Task goal | Without changing a word, copy every line of the listing below and leave out the images.
+ + + + + + +
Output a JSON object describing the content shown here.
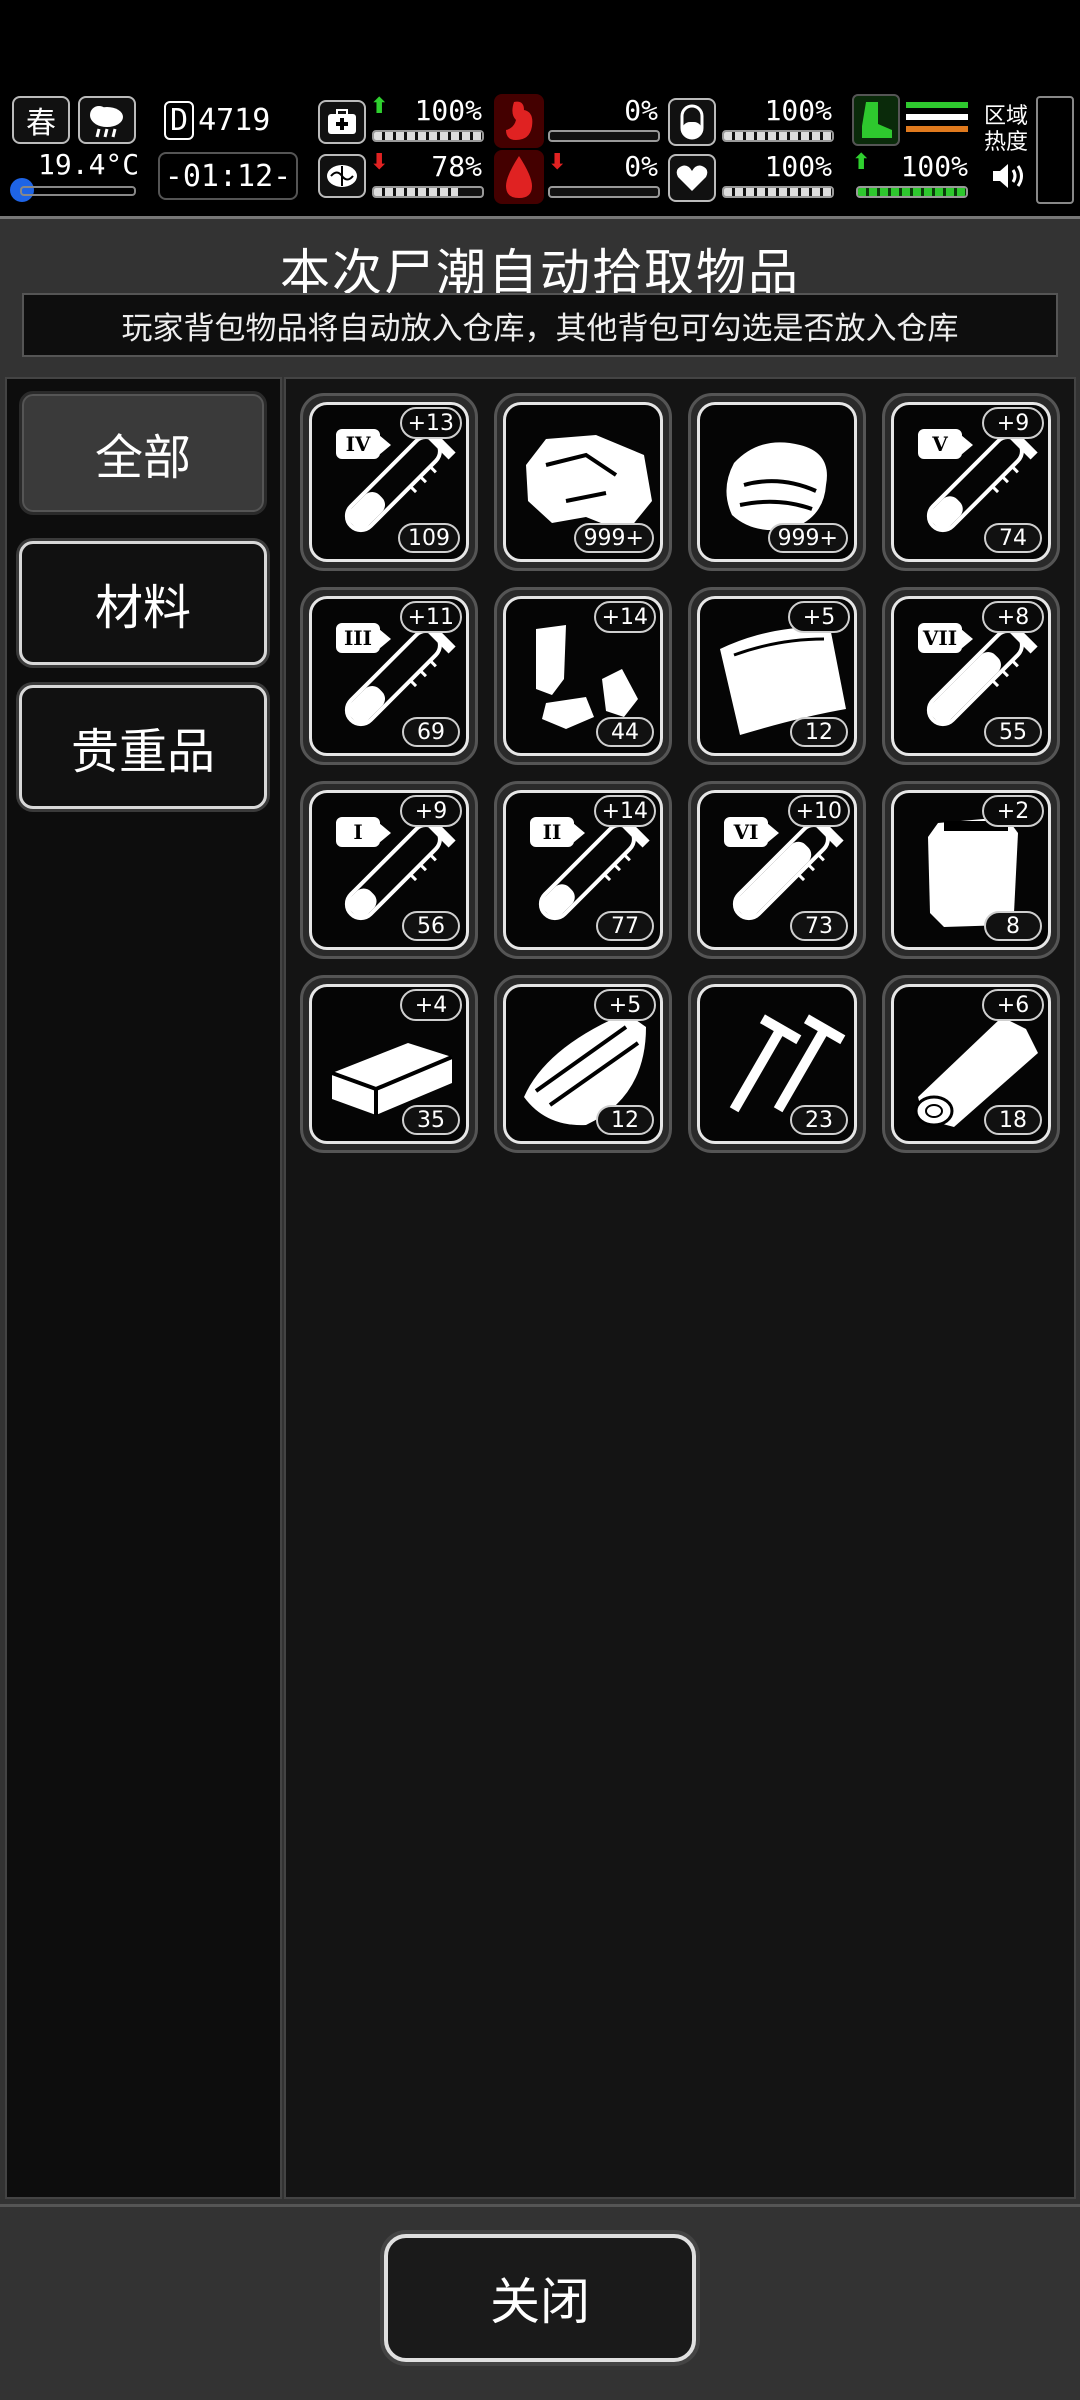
{
  "status": {
    "season": "春",
    "temperature": "19.4°C",
    "day_counter": "4719",
    "day_prefix": "D",
    "time": "-01:12-",
    "health_pct": "100%",
    "brain_pct": "78%",
    "hunger_pct": "0%",
    "blood_pct": "0%",
    "pill_pct": "100%",
    "heart_pct": "100%",
    "stamina_pct": "100%",
    "health_fill": 1.0,
    "brain_fill": 0.78,
    "hunger_fill": 0,
    "blood_fill": 0,
    "pill_fill": 1.0,
    "heart_fill": 1.0,
    "stamina_fill": 1.0,
    "area_label": "区域\n热度",
    "area_label_line1": "区域",
    "area_label_line2": "热度"
  },
  "panel": {
    "title": "本次尸潮自动拾取物品",
    "subtitle": "玩家背包物品将自动放入仓库，其他背包可勾选是否放入仓库"
  },
  "categories": [
    {
      "label": "全部",
      "active": true
    },
    {
      "label": "材料",
      "active": false
    },
    {
      "label": "贵重品",
      "active": false
    }
  ],
  "items": [
    {
      "icon": "test-tube-icon",
      "tier": "IV",
      "bonus": "+13",
      "count": "109",
      "fill": 0.35
    },
    {
      "icon": "meat-chunk-icon",
      "tier": "",
      "bonus": "",
      "count": "999+"
    },
    {
      "icon": "cloth-icon",
      "tier": "",
      "bonus": "",
      "count": "999+"
    },
    {
      "icon": "test-tube-icon",
      "tier": "V",
      "bonus": "+9",
      "count": "74",
      "fill": 0.3
    },
    {
      "icon": "test-tube-icon",
      "tier": "III",
      "bonus": "+11",
      "count": "69",
      "fill": 0.35
    },
    {
      "icon": "scrap-parts-icon",
      "tier": "",
      "bonus": "+14",
      "count": "44"
    },
    {
      "icon": "plastic-sheet-icon",
      "tier": "",
      "bonus": "+5",
      "count": "12"
    },
    {
      "icon": "test-tube-icon",
      "tier": "VII",
      "bonus": "+8",
      "count": "55",
      "fill": 0.75
    },
    {
      "icon": "test-tube-icon",
      "tier": "I",
      "bonus": "+9",
      "count": "56",
      "fill": 0.25
    },
    {
      "icon": "test-tube-icon",
      "tier": "II",
      "bonus": "+14",
      "count": "77",
      "fill": 0.3
    },
    {
      "icon": "test-tube-icon",
      "tier": "VI",
      "bonus": "+10",
      "count": "73",
      "fill": 0.8
    },
    {
      "icon": "plastic-bag-icon",
      "tier": "",
      "bonus": "+2",
      "count": "8"
    },
    {
      "icon": "brick-icon",
      "tier": "",
      "bonus": "+4",
      "count": "35"
    },
    {
      "icon": "wood-planks-icon",
      "tier": "",
      "bonus": "+5",
      "count": "12"
    },
    {
      "icon": "nails-icon",
      "tier": "",
      "bonus": "",
      "count": "23"
    },
    {
      "icon": "log-icon",
      "tier": "",
      "bonus": "+6",
      "count": "18"
    }
  ],
  "footer": {
    "close_label": "关闭"
  }
}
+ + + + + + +
Response |
Output a JSON object describing the content shown here.
{
  "status": {
    "season": "春",
    "temperature": "19.4°C",
    "day_counter": "4719",
    "day_prefix": "D",
    "time": "-01:12-",
    "health_pct": "100%",
    "brain_pct": "78%",
    "hunger_pct": "0%",
    "blood_pct": "0%",
    "pill_pct": "100%",
    "heart_pct": "100%",
    "stamina_pct": "100%",
    "health_fill": 1.0,
    "brain_fill": 0.78,
    "hunger_fill": 0,
    "blood_fill": 0,
    "pill_fill": 1.0,
    "heart_fill": 1.0,
    "stamina_fill": 1.0,
    "area_label": "区域\n热度",
    "area_label_line1": "区域",
    "area_label_line2": "热度"
  },
  "panel": {
    "title": "本次尸潮自动拾取物品",
    "subtitle": "玩家背包物品将自动放入仓库，其他背包可勾选是否放入仓库"
  },
  "categories": [
    {
      "label": "全部",
      "active": true
    },
    {
      "label": "材料",
      "active": false
    },
    {
      "label": "贵重品",
      "active": false
    }
  ],
  "items": [
    {
      "icon": "test-tube-icon",
      "tier": "IV",
      "bonus": "+13",
      "count": "109",
      "fill": 0.35
    },
    {
      "icon": "meat-chunk-icon",
      "tier": "",
      "bonus": "",
      "count": "999+"
    },
    {
      "icon": "cloth-icon",
      "tier": "",
      "bonus": "",
      "count": "999+"
    },
    {
      "icon": "test-tube-icon",
      "tier": "V",
      "bonus": "+9",
      "count": "74",
      "fill": 0.3
    },
    {
      "icon": "test-tube-icon",
      "tier": "III",
      "bonus": "+11",
      "count": "69",
      "fill": 0.35
    },
    {
      "icon": "scrap-parts-icon",
      "tier": "",
      "bonus": "+14",
      "count": "44"
    },
    {
      "icon": "plastic-sheet-icon",
      "tier": "",
      "bonus": "+5",
      "count": "12"
    },
    {
      "icon": "test-tube-icon",
      "tier": "VII",
      "bonus": "+8",
      "count": "55",
      "fill": 0.75
    },
    {
      "icon": "test-tube-icon",
      "tier": "I",
      "bonus": "+9",
      "count": "56",
      "fill": 0.25
    },
    {
      "icon": "test-tube-icon",
      "tier": "II",
      "bonus": "+14",
      "count": "77",
      "fill": 0.3
    },
    {
      "icon": "test-tube-icon",
      "tier": "VI",
      "bonus": "+10",
      "count": "73",
      "fill": 0.8
    },
    {
      "icon": "plastic-bag-icon",
      "tier": "",
      "bonus": "+2",
      "count": "8"
    },
    {
      "icon": "brick-icon",
      "tier": "",
      "bonus": "+4",
      "count": "35"
    },
    {
      "icon": "wood-planks-icon",
      "tier": "",
      "bonus": "+5",
      "count": "12"
    },
    {
      "icon": "nails-icon",
      "tier": "",
      "bonus": "",
      "count": "23"
    },
    {
      "icon": "log-icon",
      "tier": "",
      "bonus": "+6",
      "count": "18"
    }
  ],
  "footer": {
    "close_label": "关闭"
  }
}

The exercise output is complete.